By Jan Suszkiw
April 13, 2012

Cotton is going high-tech in New Orleans, La., where a team of U.S. Department of Agriculture (USDA) scientists is continuing a long tradition of innovative research on the prized natural fiber.

Starting in the 1950s, chemist Ruth Benerito and her colleagues at the Agricultural Research Service (ARS) Southern Regional Research Center in New Orleans conducted groundbreaking studies that gave rise to easy-care, permanent-press clothing and other consumer-friendly improvements that helped cotton better compete with synthetic fibers, like polyester. Today, under the leadership of Brian Condon, the ARS cotton researchers in New Orleans are leveraging the latest developments in nanotechnology to bring cotton fully into the 21st century.

ARS is the chief intramural scientific research agency of USDA.

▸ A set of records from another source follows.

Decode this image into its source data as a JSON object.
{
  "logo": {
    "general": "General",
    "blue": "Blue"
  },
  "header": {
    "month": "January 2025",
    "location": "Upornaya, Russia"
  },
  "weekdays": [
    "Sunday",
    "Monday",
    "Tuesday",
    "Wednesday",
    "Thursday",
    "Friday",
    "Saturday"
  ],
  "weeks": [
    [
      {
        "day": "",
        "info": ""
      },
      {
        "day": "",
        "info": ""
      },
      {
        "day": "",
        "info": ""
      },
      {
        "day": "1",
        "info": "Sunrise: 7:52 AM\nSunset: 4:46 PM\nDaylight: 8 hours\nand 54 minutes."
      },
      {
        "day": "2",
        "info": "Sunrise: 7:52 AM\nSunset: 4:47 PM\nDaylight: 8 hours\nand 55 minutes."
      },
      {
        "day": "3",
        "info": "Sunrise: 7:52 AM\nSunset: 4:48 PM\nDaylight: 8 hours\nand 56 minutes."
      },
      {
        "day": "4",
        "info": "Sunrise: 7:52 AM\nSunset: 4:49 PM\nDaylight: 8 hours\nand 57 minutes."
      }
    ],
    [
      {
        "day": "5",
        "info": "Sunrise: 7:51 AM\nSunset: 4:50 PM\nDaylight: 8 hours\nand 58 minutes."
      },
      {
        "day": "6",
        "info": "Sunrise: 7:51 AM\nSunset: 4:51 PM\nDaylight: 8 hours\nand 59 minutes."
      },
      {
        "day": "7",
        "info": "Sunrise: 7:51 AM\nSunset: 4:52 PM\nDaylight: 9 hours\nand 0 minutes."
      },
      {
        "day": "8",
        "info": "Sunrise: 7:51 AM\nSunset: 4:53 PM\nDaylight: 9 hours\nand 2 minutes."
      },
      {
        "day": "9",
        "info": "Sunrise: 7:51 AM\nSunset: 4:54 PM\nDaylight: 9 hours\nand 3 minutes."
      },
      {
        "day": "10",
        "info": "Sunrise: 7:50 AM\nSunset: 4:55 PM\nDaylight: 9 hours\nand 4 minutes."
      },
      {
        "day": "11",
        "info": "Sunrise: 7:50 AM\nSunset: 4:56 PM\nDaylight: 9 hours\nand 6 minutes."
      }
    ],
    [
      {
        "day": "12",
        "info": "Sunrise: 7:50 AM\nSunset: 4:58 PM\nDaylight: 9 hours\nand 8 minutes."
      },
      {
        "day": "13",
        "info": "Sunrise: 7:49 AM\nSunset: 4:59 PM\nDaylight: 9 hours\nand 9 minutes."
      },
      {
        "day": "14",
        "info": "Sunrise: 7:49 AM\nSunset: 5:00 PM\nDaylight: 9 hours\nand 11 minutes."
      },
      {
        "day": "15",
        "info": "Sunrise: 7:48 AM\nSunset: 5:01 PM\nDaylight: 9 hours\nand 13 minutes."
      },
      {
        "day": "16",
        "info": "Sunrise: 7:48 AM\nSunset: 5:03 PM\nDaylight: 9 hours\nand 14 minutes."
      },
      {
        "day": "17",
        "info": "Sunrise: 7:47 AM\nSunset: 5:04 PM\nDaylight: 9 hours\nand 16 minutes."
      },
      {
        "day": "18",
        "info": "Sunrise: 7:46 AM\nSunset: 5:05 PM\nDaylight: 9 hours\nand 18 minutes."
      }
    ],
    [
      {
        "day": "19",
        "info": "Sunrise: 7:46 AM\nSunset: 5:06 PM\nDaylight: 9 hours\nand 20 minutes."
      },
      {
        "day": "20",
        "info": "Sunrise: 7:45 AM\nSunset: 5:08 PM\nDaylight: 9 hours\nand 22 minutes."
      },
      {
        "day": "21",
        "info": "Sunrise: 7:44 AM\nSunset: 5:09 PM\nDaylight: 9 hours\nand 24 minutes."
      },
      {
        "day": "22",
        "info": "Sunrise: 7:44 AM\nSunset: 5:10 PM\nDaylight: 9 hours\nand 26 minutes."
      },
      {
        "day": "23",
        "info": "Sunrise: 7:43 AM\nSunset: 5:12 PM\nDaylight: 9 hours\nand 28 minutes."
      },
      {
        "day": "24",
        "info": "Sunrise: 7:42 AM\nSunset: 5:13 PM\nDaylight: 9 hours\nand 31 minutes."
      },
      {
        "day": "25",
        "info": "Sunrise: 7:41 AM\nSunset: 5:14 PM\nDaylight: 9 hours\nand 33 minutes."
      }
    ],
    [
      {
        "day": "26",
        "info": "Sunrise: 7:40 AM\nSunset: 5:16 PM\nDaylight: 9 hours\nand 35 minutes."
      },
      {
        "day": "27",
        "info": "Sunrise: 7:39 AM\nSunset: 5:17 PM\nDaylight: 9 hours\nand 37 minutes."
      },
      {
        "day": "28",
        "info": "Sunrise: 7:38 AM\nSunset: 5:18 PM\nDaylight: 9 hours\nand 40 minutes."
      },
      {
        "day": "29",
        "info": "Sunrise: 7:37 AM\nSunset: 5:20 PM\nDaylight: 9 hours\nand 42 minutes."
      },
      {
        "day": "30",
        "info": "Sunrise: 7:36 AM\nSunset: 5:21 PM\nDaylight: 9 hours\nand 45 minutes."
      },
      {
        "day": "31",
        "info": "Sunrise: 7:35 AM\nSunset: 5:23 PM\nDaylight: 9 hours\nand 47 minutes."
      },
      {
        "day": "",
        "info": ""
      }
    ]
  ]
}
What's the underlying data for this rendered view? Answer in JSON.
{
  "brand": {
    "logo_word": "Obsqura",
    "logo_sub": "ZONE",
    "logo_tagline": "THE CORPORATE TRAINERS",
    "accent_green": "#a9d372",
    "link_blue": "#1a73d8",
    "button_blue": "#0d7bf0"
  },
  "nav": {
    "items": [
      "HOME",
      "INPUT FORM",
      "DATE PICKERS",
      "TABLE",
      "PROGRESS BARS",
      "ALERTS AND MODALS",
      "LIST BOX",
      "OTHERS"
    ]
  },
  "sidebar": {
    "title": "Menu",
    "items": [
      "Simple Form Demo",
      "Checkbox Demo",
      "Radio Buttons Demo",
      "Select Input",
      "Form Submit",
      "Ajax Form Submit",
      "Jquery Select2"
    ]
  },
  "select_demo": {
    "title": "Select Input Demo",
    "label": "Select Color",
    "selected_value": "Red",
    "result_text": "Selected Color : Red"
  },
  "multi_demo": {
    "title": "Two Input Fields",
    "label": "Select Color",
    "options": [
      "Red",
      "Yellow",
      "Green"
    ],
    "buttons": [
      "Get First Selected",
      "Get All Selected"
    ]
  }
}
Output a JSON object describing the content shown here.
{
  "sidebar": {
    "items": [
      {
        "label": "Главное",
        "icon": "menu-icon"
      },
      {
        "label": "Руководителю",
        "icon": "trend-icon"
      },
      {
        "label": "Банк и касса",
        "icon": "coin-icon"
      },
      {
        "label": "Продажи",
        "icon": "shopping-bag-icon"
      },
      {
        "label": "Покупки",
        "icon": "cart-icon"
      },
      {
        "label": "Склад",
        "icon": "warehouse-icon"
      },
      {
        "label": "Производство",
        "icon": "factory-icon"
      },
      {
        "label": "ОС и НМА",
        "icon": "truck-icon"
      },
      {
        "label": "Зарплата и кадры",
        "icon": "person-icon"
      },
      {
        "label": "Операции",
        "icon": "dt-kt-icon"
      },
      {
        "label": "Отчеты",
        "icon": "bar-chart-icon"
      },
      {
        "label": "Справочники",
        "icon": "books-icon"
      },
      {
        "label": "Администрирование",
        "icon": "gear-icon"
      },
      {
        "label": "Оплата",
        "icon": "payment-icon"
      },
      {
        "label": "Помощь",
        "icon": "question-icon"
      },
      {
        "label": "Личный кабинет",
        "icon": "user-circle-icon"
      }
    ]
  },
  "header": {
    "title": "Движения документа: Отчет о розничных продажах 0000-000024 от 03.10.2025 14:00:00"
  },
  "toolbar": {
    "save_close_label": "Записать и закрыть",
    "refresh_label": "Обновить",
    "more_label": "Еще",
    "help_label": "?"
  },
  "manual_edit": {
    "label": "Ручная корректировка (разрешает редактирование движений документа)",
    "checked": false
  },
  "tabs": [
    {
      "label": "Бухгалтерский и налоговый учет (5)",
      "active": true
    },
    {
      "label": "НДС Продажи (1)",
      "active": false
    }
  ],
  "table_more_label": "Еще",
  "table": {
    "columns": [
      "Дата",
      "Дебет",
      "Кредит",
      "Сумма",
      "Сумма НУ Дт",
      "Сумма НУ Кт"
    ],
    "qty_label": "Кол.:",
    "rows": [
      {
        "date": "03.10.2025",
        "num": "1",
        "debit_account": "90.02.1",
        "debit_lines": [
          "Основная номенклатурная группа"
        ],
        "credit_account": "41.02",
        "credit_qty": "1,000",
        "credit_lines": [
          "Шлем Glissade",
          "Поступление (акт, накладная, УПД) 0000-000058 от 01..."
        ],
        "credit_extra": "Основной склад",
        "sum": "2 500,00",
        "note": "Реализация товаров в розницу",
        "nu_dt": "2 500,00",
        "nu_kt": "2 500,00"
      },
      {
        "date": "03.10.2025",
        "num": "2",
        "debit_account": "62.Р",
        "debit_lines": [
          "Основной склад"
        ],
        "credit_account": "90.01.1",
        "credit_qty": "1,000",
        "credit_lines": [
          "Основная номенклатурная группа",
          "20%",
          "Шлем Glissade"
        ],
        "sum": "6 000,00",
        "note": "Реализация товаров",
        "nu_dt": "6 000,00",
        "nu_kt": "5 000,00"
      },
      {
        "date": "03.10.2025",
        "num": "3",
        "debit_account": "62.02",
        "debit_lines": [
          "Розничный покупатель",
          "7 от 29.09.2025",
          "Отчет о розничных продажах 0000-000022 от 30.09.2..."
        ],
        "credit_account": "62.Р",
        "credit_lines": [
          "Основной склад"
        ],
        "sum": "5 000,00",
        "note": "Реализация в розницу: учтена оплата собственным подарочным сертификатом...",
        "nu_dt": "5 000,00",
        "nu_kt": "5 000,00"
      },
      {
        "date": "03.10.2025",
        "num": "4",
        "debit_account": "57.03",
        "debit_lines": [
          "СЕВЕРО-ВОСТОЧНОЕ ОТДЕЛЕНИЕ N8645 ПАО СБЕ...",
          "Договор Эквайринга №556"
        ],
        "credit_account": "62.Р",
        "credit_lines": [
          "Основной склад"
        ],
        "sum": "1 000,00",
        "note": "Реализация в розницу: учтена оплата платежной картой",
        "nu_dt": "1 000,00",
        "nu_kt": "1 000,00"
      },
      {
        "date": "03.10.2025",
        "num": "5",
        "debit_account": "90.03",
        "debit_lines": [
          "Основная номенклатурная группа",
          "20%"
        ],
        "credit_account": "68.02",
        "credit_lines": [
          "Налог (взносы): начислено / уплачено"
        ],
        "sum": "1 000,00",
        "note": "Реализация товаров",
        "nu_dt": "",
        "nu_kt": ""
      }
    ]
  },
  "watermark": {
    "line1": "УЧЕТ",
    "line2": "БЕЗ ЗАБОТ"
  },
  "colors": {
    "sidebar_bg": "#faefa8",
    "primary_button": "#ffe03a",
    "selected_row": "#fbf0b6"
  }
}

In one ongoing project, the researchers have teamed with Texas A&M University scientists to evaluate a first-of-its-kind, environmentally friendly flame-retardant for cotton apparel and durable goods. Halogenated flame retardants have been among the most widely used chemical treatments, but there's been a push to find alternatives that are more benign and that won't cause treated fabric to stiffen, according to Condon.

Made of water-soluble polymers, 50- to 100-nanometer clay particles and other "green" ingredients, the experimental fabric treatment reacts to open flame by rapidly forming a swollen charred surface layer. This stops the flame from reaching underlying or adjacent fibers in a process known as "intumescence," notes Condon, co-author of a May 2010 ACS Nano paper.

Early trials of the nanocoating using standard flame-resistance tests have been promising. In one case, 95 percent of treated cotton fabric remained intact after exposure to flame versus complete destruction of untreated fabric used for comparison.

In another project, the ARS scientists are generating ultrasonic fields of mechanical energy to improve enzyme-based processing of raw ("greige") cotton to strip away waxes and other fiber components that can hinder subsequent dying procedures and diminish product quality.

Read more about this research in the April 2012 issue of Agricultural Research magazine.